**Assigned task**. In the listing that follows, count every line holding the word "Layers" and give only the count.

**Source material**.
*-*-*

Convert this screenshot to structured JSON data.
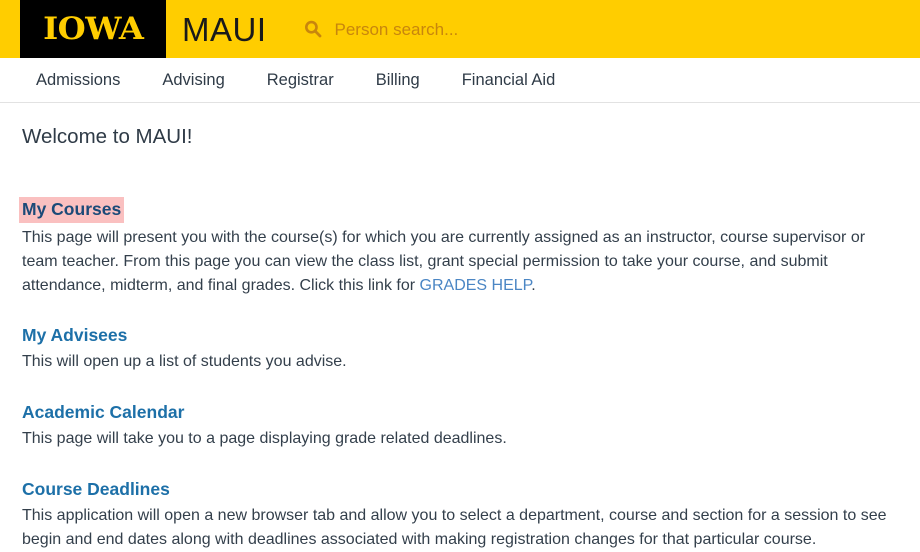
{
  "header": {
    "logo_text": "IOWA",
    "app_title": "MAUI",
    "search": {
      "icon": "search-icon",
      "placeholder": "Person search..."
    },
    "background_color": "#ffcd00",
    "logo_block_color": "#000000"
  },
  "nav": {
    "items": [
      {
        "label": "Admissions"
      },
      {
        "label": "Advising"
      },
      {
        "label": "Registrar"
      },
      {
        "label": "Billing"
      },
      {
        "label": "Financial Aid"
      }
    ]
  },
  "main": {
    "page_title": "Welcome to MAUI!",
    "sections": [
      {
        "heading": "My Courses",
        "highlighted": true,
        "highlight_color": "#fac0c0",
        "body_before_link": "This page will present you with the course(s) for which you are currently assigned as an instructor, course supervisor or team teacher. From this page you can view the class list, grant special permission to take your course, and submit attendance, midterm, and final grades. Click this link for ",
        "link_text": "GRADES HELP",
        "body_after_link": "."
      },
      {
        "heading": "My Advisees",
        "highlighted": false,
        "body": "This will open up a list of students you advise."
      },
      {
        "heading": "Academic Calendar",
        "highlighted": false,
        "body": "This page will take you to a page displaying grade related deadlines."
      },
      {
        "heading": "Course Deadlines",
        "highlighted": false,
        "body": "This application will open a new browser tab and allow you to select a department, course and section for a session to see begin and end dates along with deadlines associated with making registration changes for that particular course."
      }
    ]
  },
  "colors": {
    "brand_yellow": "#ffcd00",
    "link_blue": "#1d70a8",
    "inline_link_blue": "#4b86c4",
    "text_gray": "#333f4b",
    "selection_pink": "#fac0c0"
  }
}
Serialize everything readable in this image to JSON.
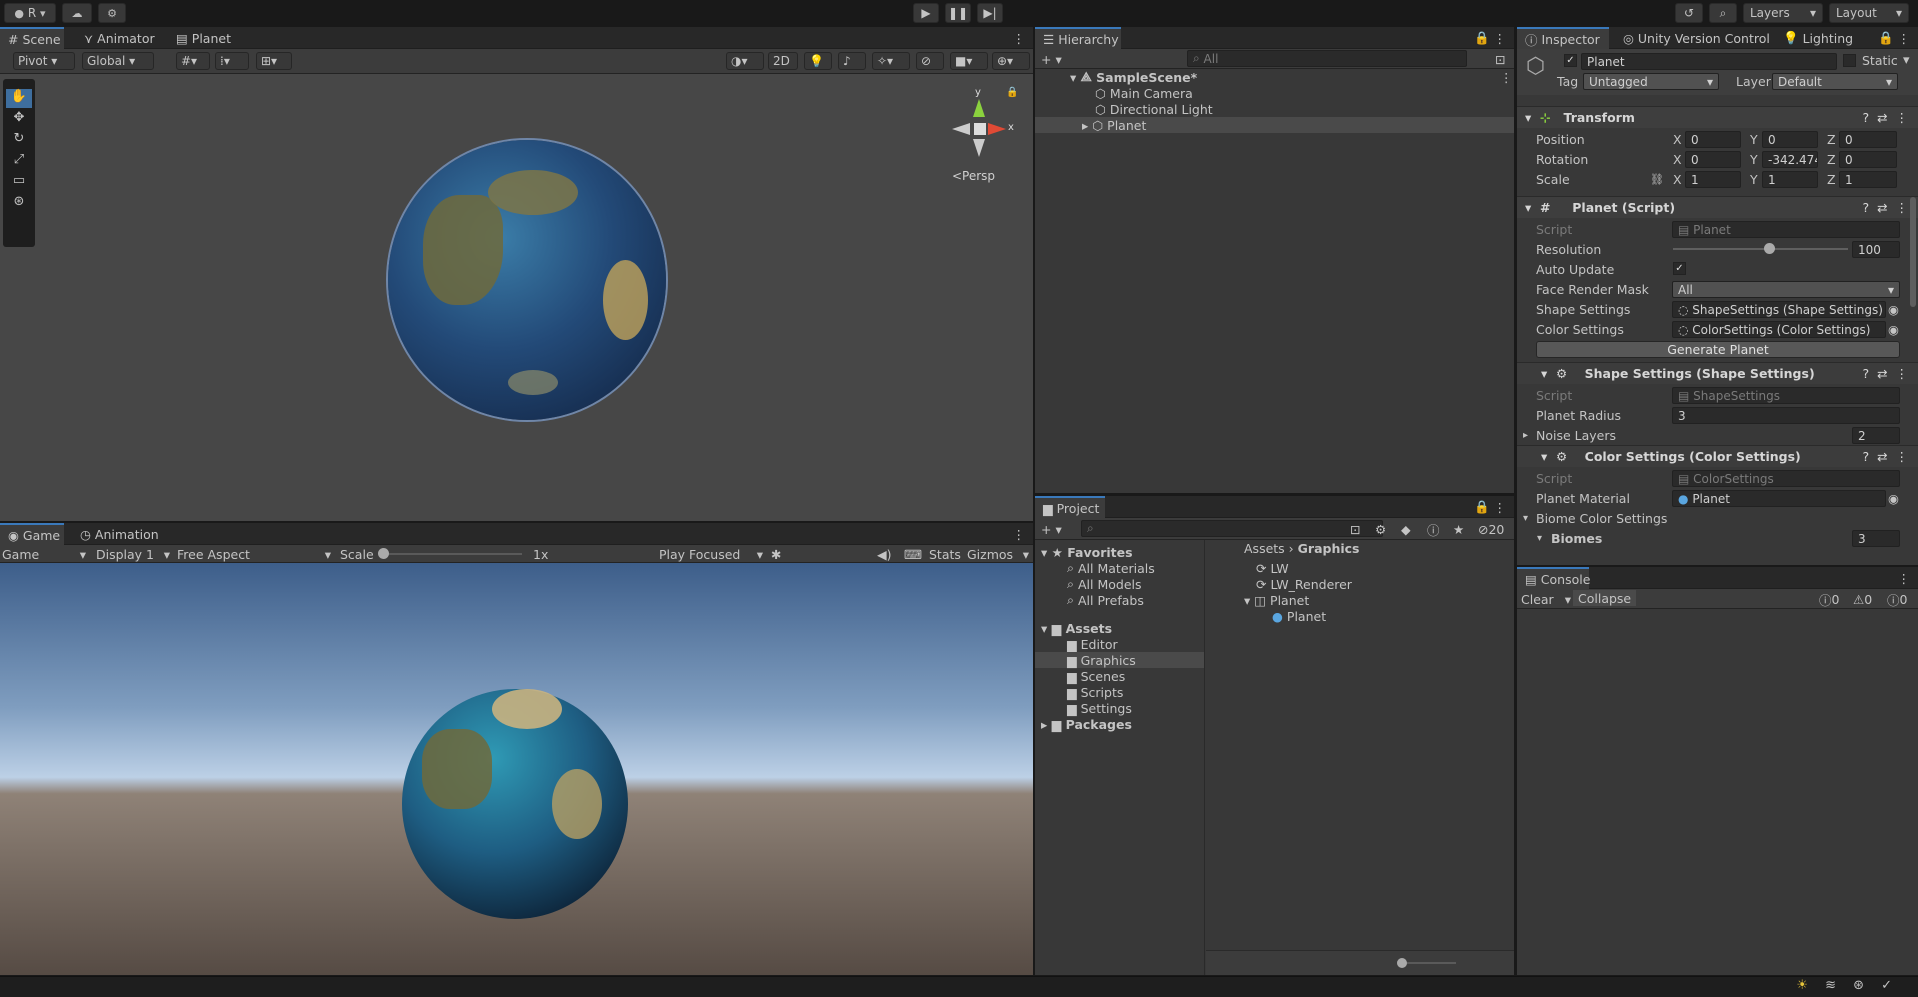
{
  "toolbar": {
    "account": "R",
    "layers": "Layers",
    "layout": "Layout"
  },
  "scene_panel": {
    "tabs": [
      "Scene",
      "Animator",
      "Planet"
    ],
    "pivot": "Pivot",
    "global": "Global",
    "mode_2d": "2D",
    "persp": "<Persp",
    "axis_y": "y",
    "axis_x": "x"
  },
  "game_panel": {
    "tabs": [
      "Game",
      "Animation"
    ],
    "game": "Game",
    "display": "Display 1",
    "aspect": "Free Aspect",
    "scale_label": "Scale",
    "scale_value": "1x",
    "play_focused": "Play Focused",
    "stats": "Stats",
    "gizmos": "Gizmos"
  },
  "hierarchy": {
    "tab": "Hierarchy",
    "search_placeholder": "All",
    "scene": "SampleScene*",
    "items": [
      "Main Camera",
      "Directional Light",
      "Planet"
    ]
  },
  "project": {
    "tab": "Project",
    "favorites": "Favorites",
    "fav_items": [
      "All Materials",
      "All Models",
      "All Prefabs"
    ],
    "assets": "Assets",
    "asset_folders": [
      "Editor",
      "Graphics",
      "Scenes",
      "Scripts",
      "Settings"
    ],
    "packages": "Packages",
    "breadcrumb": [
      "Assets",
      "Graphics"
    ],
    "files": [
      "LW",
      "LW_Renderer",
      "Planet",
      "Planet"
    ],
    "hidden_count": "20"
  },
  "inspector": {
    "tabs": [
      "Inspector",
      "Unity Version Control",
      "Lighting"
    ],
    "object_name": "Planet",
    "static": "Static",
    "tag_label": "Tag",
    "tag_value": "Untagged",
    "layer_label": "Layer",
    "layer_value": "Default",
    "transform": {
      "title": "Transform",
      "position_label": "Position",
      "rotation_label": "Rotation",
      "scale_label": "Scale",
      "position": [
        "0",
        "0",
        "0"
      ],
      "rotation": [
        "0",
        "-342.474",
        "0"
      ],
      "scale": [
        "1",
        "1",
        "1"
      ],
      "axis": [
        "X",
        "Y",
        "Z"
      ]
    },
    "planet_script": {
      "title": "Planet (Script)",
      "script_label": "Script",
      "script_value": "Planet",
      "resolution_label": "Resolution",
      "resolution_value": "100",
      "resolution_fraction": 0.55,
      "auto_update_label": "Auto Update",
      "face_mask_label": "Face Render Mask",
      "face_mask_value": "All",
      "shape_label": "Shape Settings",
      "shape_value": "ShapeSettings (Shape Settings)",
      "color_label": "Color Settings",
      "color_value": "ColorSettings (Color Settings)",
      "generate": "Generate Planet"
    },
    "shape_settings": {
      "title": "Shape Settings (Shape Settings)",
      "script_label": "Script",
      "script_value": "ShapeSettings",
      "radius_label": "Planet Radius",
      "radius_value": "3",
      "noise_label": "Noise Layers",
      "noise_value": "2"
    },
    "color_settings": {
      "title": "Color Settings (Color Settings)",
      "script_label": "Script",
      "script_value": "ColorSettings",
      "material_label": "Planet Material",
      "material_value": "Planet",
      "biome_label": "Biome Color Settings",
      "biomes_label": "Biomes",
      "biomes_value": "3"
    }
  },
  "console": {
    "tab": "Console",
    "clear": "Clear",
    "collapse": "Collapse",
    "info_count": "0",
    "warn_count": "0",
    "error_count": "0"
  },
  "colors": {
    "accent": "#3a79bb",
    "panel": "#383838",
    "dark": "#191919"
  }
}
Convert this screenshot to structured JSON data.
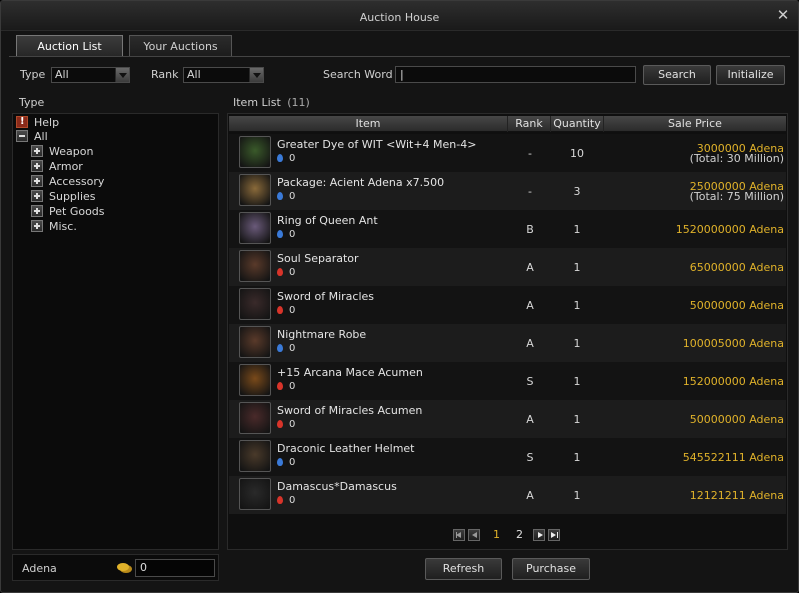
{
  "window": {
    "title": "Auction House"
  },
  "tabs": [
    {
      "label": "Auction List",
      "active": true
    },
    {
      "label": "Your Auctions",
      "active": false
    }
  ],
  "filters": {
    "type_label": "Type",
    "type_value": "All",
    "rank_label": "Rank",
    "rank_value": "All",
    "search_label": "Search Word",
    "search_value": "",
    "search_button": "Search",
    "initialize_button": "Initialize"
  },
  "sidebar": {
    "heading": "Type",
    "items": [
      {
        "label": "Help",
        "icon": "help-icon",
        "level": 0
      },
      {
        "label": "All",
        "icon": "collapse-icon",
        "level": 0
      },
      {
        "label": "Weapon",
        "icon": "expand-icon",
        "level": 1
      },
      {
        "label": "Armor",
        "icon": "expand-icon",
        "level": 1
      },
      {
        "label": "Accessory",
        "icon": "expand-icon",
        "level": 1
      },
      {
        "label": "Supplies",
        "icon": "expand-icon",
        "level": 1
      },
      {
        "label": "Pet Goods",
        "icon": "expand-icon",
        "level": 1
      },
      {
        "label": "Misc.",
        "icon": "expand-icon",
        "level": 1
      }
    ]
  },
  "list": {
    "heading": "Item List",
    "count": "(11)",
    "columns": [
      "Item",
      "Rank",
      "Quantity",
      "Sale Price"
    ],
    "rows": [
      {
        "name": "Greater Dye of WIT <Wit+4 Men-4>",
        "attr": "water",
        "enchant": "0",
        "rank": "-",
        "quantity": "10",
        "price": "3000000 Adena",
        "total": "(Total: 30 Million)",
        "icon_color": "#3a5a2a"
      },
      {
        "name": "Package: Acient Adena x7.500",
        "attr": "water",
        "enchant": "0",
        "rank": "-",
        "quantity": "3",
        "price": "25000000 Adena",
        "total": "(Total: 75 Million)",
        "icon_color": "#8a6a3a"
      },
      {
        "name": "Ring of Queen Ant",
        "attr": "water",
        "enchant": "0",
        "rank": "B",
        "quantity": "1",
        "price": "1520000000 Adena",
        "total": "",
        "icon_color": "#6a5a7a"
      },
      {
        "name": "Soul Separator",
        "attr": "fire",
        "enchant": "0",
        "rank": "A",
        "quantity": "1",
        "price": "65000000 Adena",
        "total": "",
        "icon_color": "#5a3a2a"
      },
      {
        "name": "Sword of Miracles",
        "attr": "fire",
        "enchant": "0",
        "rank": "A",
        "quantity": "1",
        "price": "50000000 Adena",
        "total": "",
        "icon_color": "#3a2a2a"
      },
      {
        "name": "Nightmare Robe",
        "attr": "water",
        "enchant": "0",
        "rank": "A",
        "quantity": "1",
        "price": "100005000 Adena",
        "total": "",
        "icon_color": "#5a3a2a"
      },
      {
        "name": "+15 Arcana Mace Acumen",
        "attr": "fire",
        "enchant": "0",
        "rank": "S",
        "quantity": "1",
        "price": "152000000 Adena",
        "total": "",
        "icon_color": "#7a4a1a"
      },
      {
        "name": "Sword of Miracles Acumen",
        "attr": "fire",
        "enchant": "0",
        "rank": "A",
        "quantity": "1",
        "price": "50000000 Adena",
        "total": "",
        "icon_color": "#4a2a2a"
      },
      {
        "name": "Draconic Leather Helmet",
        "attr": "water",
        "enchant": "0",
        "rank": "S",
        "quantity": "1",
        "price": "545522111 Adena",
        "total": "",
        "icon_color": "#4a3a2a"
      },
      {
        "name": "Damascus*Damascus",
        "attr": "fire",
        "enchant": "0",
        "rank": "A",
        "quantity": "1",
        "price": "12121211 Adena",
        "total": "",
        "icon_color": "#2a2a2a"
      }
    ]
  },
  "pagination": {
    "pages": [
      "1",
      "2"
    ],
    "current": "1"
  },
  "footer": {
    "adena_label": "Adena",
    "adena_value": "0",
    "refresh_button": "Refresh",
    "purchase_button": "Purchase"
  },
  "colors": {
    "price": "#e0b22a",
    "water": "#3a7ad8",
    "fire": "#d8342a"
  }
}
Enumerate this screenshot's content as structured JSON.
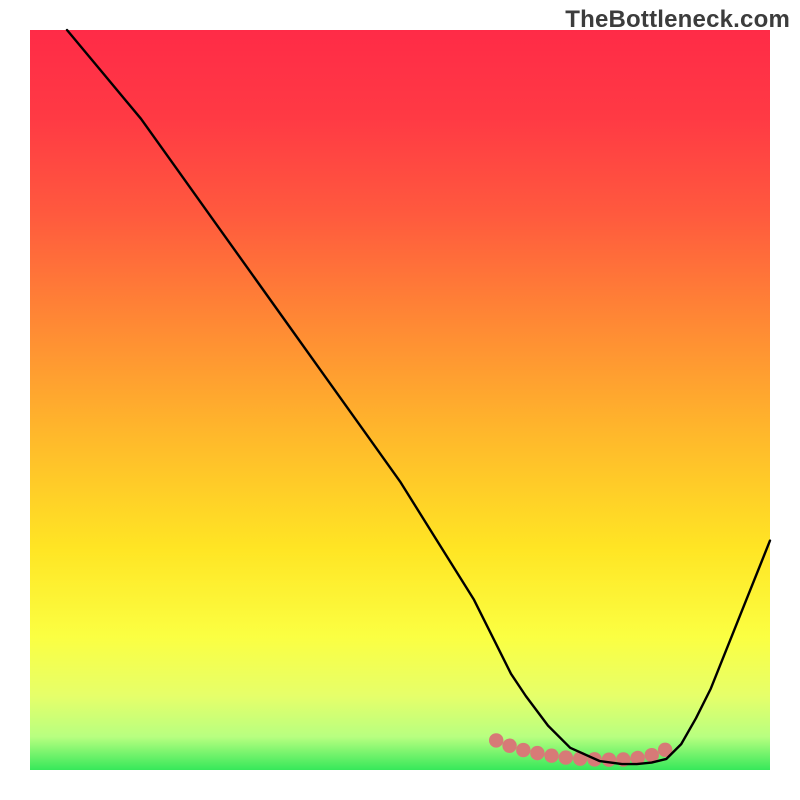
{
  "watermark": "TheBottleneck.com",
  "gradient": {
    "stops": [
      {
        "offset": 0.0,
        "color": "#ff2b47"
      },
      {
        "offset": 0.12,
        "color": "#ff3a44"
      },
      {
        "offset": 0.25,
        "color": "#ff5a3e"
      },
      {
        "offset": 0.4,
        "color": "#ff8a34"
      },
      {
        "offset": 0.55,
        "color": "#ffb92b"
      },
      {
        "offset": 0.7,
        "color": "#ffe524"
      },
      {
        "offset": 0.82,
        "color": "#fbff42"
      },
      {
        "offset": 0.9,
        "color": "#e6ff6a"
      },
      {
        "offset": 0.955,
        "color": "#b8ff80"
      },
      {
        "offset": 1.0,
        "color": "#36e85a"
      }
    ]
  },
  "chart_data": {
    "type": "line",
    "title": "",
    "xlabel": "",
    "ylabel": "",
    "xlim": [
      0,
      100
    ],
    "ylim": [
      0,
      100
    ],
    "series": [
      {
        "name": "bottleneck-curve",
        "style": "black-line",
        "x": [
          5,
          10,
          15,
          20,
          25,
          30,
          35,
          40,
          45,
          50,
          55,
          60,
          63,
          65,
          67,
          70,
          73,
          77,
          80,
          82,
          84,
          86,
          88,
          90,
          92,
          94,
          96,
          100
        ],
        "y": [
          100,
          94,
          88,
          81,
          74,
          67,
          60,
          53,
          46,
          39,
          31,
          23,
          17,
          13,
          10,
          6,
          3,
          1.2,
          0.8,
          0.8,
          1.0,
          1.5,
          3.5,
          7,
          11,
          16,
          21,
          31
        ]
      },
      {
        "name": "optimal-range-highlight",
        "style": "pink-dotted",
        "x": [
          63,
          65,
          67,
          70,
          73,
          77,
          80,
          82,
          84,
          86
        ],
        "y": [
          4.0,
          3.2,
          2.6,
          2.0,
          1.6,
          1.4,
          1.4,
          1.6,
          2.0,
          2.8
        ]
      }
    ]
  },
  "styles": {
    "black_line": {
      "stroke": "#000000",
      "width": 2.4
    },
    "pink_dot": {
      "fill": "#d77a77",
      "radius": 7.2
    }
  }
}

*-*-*

**Task answer**. 2